═══ TASK MATERIAL ═══

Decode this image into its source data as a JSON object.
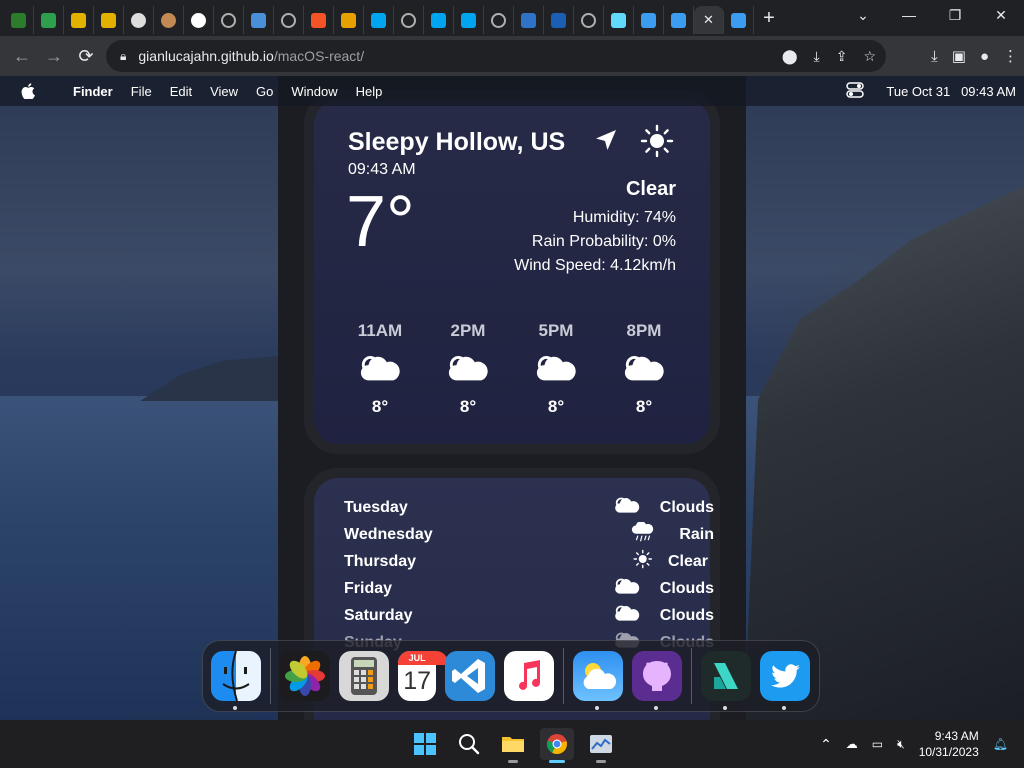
{
  "browser": {
    "url_host": "gianlucajahn.github.io",
    "url_path": "/macOS-react/",
    "tabs": [
      {
        "icon": "jupyter-favicon",
        "color": "#2b7d2b"
      },
      {
        "icon": "spreadsheet-favicon",
        "color": "#2e9f4d"
      },
      {
        "icon": "yellow-gear-favicon",
        "color": "#e3b100"
      },
      {
        "icon": "yellow-gear-favicon",
        "color": "#e3b100"
      },
      {
        "icon": "shield-favicon",
        "color": "#dddddd"
      },
      {
        "icon": "dog-favicon",
        "color": "#c08a52"
      },
      {
        "icon": "github-favicon",
        "color": "#ffffff"
      },
      {
        "icon": "globe-favicon",
        "color": "#b0b0b0"
      },
      {
        "icon": "blue-window-favicon",
        "color": "#4a90d9"
      },
      {
        "icon": "globe-favicon",
        "color": "#b0b0b0"
      },
      {
        "icon": "windows-color-favicon",
        "color": "#f35325"
      },
      {
        "icon": "windows-color-favicon",
        "color": "#e6a100"
      },
      {
        "icon": "windows-favicon",
        "color": "#00a4ef"
      },
      {
        "icon": "globe-favicon",
        "color": "#b0b0b0"
      },
      {
        "icon": "windows-favicon",
        "color": "#00a4ef"
      },
      {
        "icon": "windows-favicon",
        "color": "#00a4ef"
      },
      {
        "icon": "globe-favicon",
        "color": "#b0b0b0"
      },
      {
        "icon": "blue-square-favicon",
        "color": "#2f73c8"
      },
      {
        "icon": "blue-bar-favicon",
        "color": "#1a5fb4"
      },
      {
        "icon": "globe-favicon",
        "color": "#b0b0b0"
      },
      {
        "icon": "react-favicon",
        "color": "#61dafb"
      },
      {
        "icon": "finder-favicon",
        "color": "#3c9cf0"
      },
      {
        "icon": "finder-favicon",
        "color": "#3c9cf0"
      },
      {
        "icon": "close-icon",
        "color": "#e8eaed",
        "active": true
      },
      {
        "icon": "finder-favicon",
        "color": "#3c9cf0"
      }
    ],
    "new_tab": "+"
  },
  "menubar": {
    "app": "Finder",
    "items": [
      "File",
      "Edit",
      "View",
      "Go",
      "Window",
      "Help"
    ],
    "date": "Tue Oct 31",
    "time": "09:43 AM"
  },
  "weather": {
    "city": "Sleepy Hollow, US",
    "local_time": "09:43 AM",
    "temperature": "7°",
    "condition": "Clear",
    "humidity": "Humidity: 74%",
    "rain": "Rain Probability: 0%",
    "wind": "Wind Speed: 4.12km/h",
    "hourly": [
      {
        "time": "11AM",
        "temp": "8°",
        "icon": "cloud-icon"
      },
      {
        "time": "2PM",
        "temp": "8°",
        "icon": "cloud-icon"
      },
      {
        "time": "5PM",
        "temp": "8°",
        "icon": "cloud-icon"
      },
      {
        "time": "8PM",
        "temp": "8°",
        "icon": "cloud-icon"
      }
    ],
    "daily": [
      {
        "day": "Tuesday",
        "cond": "Clouds",
        "icon": "cloud-icon"
      },
      {
        "day": "Wednesday",
        "cond": "Rain",
        "icon": "rain-icon"
      },
      {
        "day": "Thursday",
        "cond": "Clear",
        "icon": "sun-icon"
      },
      {
        "day": "Friday",
        "cond": "Clouds",
        "icon": "cloud-icon"
      },
      {
        "day": "Saturday",
        "cond": "Clouds",
        "icon": "cloud-icon"
      },
      {
        "day": "Sunday",
        "cond": "Clouds",
        "icon": "cloud-icon"
      }
    ]
  },
  "dock": {
    "apps": [
      {
        "name": "finder",
        "running": true
      },
      {
        "name": "photos",
        "running": false
      },
      {
        "name": "calculator",
        "running": false
      },
      {
        "name": "calendar",
        "running": false,
        "month": "JUL",
        "day": "17"
      },
      {
        "name": "vscode",
        "running": false
      },
      {
        "name": "music",
        "running": false
      },
      {
        "name": "weather",
        "running": true
      },
      {
        "name": "github",
        "running": true
      },
      {
        "name": "spotify-like",
        "running": true
      },
      {
        "name": "twitter",
        "running": true
      }
    ]
  },
  "taskbar": {
    "time": "9:43 AM",
    "date": "10/31/2023"
  },
  "colors": {
    "accent": "#60cdff",
    "card_bg": "#272b47",
    "panel_bg": "#1b1d22"
  }
}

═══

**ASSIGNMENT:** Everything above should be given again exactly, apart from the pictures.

**ANSWER TO THE PROBLEM:**
Decode this image into its source data as a JSON object.
{
  "browser": {
    "url_host": "gianlucajahn.github.io",
    "url_path": "/macOS-react/",
    "tabs": [
      {
        "icon": "jupyter-favicon",
        "color": "#2b7d2b"
      },
      {
        "icon": "spreadsheet-favicon",
        "color": "#2e9f4d"
      },
      {
        "icon": "yellow-gear-favicon",
        "color": "#e3b100"
      },
      {
        "icon": "yellow-gear-favicon",
        "color": "#e3b100"
      },
      {
        "icon": "shield-favicon",
        "color": "#dddddd"
      },
      {
        "icon": "dog-favicon",
        "color": "#c08a52"
      },
      {
        "icon": "github-favicon",
        "color": "#ffffff"
      },
      {
        "icon": "globe-favicon",
        "color": "#b0b0b0"
      },
      {
        "icon": "blue-window-favicon",
        "color": "#4a90d9"
      },
      {
        "icon": "globe-favicon",
        "color": "#b0b0b0"
      },
      {
        "icon": "windows-color-favicon",
        "color": "#f35325"
      },
      {
        "icon": "windows-color-favicon",
        "color": "#e6a100"
      },
      {
        "icon": "windows-favicon",
        "color": "#00a4ef"
      },
      {
        "icon": "globe-favicon",
        "color": "#b0b0b0"
      },
      {
        "icon": "windows-favicon",
        "color": "#00a4ef"
      },
      {
        "icon": "windows-favicon",
        "color": "#00a4ef"
      },
      {
        "icon": "globe-favicon",
        "color": "#b0b0b0"
      },
      {
        "icon": "blue-square-favicon",
        "color": "#2f73c8"
      },
      {
        "icon": "blue-bar-favicon",
        "color": "#1a5fb4"
      },
      {
        "icon": "globe-favicon",
        "color": "#b0b0b0"
      },
      {
        "icon": "react-favicon",
        "color": "#61dafb"
      },
      {
        "icon": "finder-favicon",
        "color": "#3c9cf0"
      },
      {
        "icon": "finder-favicon",
        "color": "#3c9cf0"
      },
      {
        "icon": "close-icon",
        "color": "#e8eaed",
        "active": true
      },
      {
        "icon": "finder-favicon",
        "color": "#3c9cf0"
      }
    ],
    "new_tab": "+"
  },
  "menubar": {
    "app": "Finder",
    "items": [
      "File",
      "Edit",
      "View",
      "Go",
      "Window",
      "Help"
    ],
    "date": "Tue Oct 31",
    "time": "09:43 AM"
  },
  "weather": {
    "city": "Sleepy Hollow, US",
    "local_time": "09:43 AM",
    "temperature": "7°",
    "condition": "Clear",
    "humidity": "Humidity: 74%",
    "rain": "Rain Probability: 0%",
    "wind": "Wind Speed: 4.12km/h",
    "hourly": [
      {
        "time": "11AM",
        "temp": "8°",
        "icon": "cloud-icon"
      },
      {
        "time": "2PM",
        "temp": "8°",
        "icon": "cloud-icon"
      },
      {
        "time": "5PM",
        "temp": "8°",
        "icon": "cloud-icon"
      },
      {
        "time": "8PM",
        "temp": "8°",
        "icon": "cloud-icon"
      }
    ],
    "daily": [
      {
        "day": "Tuesday",
        "cond": "Clouds",
        "icon": "cloud-icon"
      },
      {
        "day": "Wednesday",
        "cond": "Rain",
        "icon": "rain-icon"
      },
      {
        "day": "Thursday",
        "cond": "Clear",
        "icon": "sun-icon"
      },
      {
        "day": "Friday",
        "cond": "Clouds",
        "icon": "cloud-icon"
      },
      {
        "day": "Saturday",
        "cond": "Clouds",
        "icon": "cloud-icon"
      },
      {
        "day": "Sunday",
        "cond": "Clouds",
        "icon": "cloud-icon"
      }
    ]
  },
  "dock": {
    "apps": [
      {
        "name": "finder",
        "running": true
      },
      {
        "name": "photos",
        "running": false
      },
      {
        "name": "calculator",
        "running": false
      },
      {
        "name": "calendar",
        "running": false,
        "month": "JUL",
        "day": "17"
      },
      {
        "name": "vscode",
        "running": false
      },
      {
        "name": "music",
        "running": false
      },
      {
        "name": "weather",
        "running": true
      },
      {
        "name": "github",
        "running": true
      },
      {
        "name": "spotify-like",
        "running": true
      },
      {
        "name": "twitter",
        "running": true
      }
    ]
  },
  "taskbar": {
    "time": "9:43 AM",
    "date": "10/31/2023"
  },
  "colors": {
    "accent": "#60cdff",
    "card_bg": "#272b47",
    "panel_bg": "#1b1d22"
  }
}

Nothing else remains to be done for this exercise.